(ABOUT THIS EXERCISE) All of the data below needs to be set down again, exactly as shown.

(Element data from apps and pages)
•••••

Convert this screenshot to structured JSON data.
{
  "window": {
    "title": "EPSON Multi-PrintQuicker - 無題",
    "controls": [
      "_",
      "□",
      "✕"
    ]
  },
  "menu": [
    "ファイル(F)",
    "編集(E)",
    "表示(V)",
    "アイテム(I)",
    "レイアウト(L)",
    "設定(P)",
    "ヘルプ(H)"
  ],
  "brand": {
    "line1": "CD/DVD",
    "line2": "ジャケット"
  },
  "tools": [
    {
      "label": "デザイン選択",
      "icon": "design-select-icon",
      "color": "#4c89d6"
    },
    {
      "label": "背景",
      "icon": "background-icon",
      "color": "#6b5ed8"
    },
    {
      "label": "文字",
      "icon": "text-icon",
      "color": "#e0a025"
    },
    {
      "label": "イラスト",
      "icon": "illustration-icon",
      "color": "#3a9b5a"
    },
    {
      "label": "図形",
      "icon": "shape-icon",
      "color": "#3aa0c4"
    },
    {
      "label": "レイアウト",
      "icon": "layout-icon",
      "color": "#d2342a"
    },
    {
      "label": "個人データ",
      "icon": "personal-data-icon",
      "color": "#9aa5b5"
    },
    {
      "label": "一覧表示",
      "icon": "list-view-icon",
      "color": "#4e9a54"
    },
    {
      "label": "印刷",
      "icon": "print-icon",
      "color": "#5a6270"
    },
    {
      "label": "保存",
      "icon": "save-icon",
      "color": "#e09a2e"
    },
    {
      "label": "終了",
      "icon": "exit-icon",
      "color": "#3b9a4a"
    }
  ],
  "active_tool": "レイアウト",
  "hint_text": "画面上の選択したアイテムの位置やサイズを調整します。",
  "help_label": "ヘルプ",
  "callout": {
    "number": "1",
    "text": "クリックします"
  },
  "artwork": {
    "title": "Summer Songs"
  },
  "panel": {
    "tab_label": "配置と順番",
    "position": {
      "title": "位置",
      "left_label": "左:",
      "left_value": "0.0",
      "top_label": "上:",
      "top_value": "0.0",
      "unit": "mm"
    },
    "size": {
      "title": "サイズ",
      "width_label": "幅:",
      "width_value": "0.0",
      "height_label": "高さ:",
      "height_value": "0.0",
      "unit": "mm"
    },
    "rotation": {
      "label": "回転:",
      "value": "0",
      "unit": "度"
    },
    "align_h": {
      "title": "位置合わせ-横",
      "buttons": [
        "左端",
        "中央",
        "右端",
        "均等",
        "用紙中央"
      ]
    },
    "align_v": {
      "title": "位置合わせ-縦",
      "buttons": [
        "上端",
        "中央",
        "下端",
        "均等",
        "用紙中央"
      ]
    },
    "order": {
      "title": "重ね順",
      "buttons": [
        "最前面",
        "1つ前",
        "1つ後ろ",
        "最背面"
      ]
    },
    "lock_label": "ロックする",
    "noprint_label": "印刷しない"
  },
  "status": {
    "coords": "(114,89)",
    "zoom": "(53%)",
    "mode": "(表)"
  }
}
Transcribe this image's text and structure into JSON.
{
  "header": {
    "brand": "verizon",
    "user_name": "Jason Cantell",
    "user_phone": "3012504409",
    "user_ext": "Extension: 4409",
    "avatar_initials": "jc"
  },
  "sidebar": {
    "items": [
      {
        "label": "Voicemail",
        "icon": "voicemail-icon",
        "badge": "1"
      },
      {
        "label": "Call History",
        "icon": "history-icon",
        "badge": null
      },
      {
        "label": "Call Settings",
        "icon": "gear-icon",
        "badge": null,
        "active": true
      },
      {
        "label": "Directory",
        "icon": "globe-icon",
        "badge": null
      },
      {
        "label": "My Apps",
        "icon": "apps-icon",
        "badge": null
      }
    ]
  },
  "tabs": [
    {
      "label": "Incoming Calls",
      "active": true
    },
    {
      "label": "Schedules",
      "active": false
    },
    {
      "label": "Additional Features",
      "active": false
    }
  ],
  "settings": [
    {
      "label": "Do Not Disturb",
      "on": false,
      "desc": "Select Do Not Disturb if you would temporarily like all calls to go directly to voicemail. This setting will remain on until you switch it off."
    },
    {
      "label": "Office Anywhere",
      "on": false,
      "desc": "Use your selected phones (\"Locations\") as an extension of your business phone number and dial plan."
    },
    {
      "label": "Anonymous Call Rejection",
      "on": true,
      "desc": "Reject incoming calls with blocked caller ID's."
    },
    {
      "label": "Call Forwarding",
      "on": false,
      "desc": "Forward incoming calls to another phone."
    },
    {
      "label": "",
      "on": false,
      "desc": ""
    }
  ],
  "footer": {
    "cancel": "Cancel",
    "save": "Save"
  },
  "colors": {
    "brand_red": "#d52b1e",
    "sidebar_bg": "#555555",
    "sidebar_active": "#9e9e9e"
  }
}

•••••

(EXPECTED ANSWER)
Convert this screenshot to structured JSON data.
{
  "window": {
    "title": "EPSON Multi-PrintQuicker - 無題",
    "controls": [
      "_",
      "□",
      "✕"
    ]
  },
  "menu": [
    "ファイル(F)",
    "編集(E)",
    "表示(V)",
    "アイテム(I)",
    "レイアウト(L)",
    "設定(P)",
    "ヘルプ(H)"
  ],
  "brand": {
    "line1": "CD/DVD",
    "line2": "ジャケット"
  },
  "tools": [
    {
      "label": "デザイン選択",
      "icon": "design-select-icon",
      "color": "#4c89d6"
    },
    {
      "label": "背景",
      "icon": "background-icon",
      "color": "#6b5ed8"
    },
    {
      "label": "文字",
      "icon": "text-icon",
      "color": "#e0a025"
    },
    {
      "label": "イラスト",
      "icon": "illustration-icon",
      "color": "#3a9b5a"
    },
    {
      "label": "図形",
      "icon": "shape-icon",
      "color": "#3aa0c4"
    },
    {
      "label": "レイアウト",
      "icon": "layout-icon",
      "color": "#d2342a"
    },
    {
      "label": "個人データ",
      "icon": "personal-data-icon",
      "color": "#9aa5b5"
    },
    {
      "label": "一覧表示",
      "icon": "list-view-icon",
      "color": "#4e9a54"
    },
    {
      "label": "印刷",
      "icon": "print-icon",
      "color": "#5a6270"
    },
    {
      "label": "保存",
      "icon": "save-icon",
      "color": "#e09a2e"
    },
    {
      "label": "終了",
      "icon": "exit-icon",
      "color": "#3b9a4a"
    }
  ],
  "active_tool": "レイアウト",
  "hint_text": "画面上の選択したアイテムの位置やサイズを調整します。",
  "help_label": "ヘルプ",
  "callout": {
    "number": "1",
    "text": "クリックします"
  },
  "artwork": {
    "title": "Summer Songs"
  },
  "panel": {
    "tab_label": "配置と順番",
    "position": {
      "title": "位置",
      "left_label": "左:",
      "left_value": "0.0",
      "top_label": "上:",
      "top_value": "0.0",
      "unit": "mm"
    },
    "size": {
      "title": "サイズ",
      "width_label": "幅:",
      "width_value": "0.0",
      "height_label": "高さ:",
      "height_value": "0.0",
      "unit": "mm"
    },
    "rotation": {
      "label": "回転:",
      "value": "0",
      "unit": "度"
    },
    "align_h": {
      "title": "位置合わせ-横",
      "buttons": [
        "左端",
        "中央",
        "右端",
        "均等",
        "用紙中央"
      ]
    },
    "align_v": {
      "title": "位置合わせ-縦",
      "buttons": [
        "上端",
        "中央",
        "下端",
        "均等",
        "用紙中央"
      ]
    },
    "order": {
      "title": "重ね順",
      "buttons": [
        "最前面",
        "1つ前",
        "1つ後ろ",
        "最背面"
      ]
    },
    "lock_label": "ロックする",
    "noprint_label": "印刷しない"
  },
  "status": {
    "coords": "(114,89)",
    "zoom": "(53%)",
    "mode": "(表)"
  }
}
Transcribe this image's text and structure into JSON.
{
  "header": {
    "brand": "verizon",
    "user_name": "Jason Cantell",
    "user_phone": "3012504409",
    "user_ext": "Extension: 4409",
    "avatar_initials": "jc"
  },
  "sidebar": {
    "items": [
      {
        "label": "Voicemail",
        "icon": "voicemail-icon",
        "badge": "1"
      },
      {
        "label": "Call History",
        "icon": "history-icon",
        "badge": null
      },
      {
        "label": "Call Settings",
        "icon": "gear-icon",
        "badge": null,
        "active": true
      },
      {
        "label": "Directory",
        "icon": "globe-icon",
        "badge": null
      },
      {
        "label": "My Apps",
        "icon": "apps-icon",
        "badge": null
      }
    ]
  },
  "tabs": [
    {
      "label": "Incoming Calls",
      "active": true
    },
    {
      "label": "Schedules",
      "active": false
    },
    {
      "label": "Additional Features",
      "active": false
    }
  ],
  "settings": [
    {
      "label": "Do Not Disturb",
      "on": false,
      "desc": "Select Do Not Disturb if you would temporarily like all calls to go directly to voicemail. This setting will remain on until you switch it off."
    },
    {
      "label": "Office Anywhere",
      "on": false,
      "desc": "Use your selected phones (\"Locations\") as an extension of your business phone number and dial plan."
    },
    {
      "label": "Anonymous Call Rejection",
      "on": true,
      "desc": "Reject incoming calls with blocked caller ID's."
    },
    {
      "label": "Call Forwarding",
      "on": false,
      "desc": "Forward incoming calls to another phone."
    },
    {
      "label": "",
      "on": false,
      "desc": ""
    }
  ],
  "footer": {
    "cancel": "Cancel",
    "save": "Save"
  },
  "colors": {
    "brand_red": "#d52b1e",
    "sidebar_bg": "#555555",
    "sidebar_active": "#9e9e9e"
  }
}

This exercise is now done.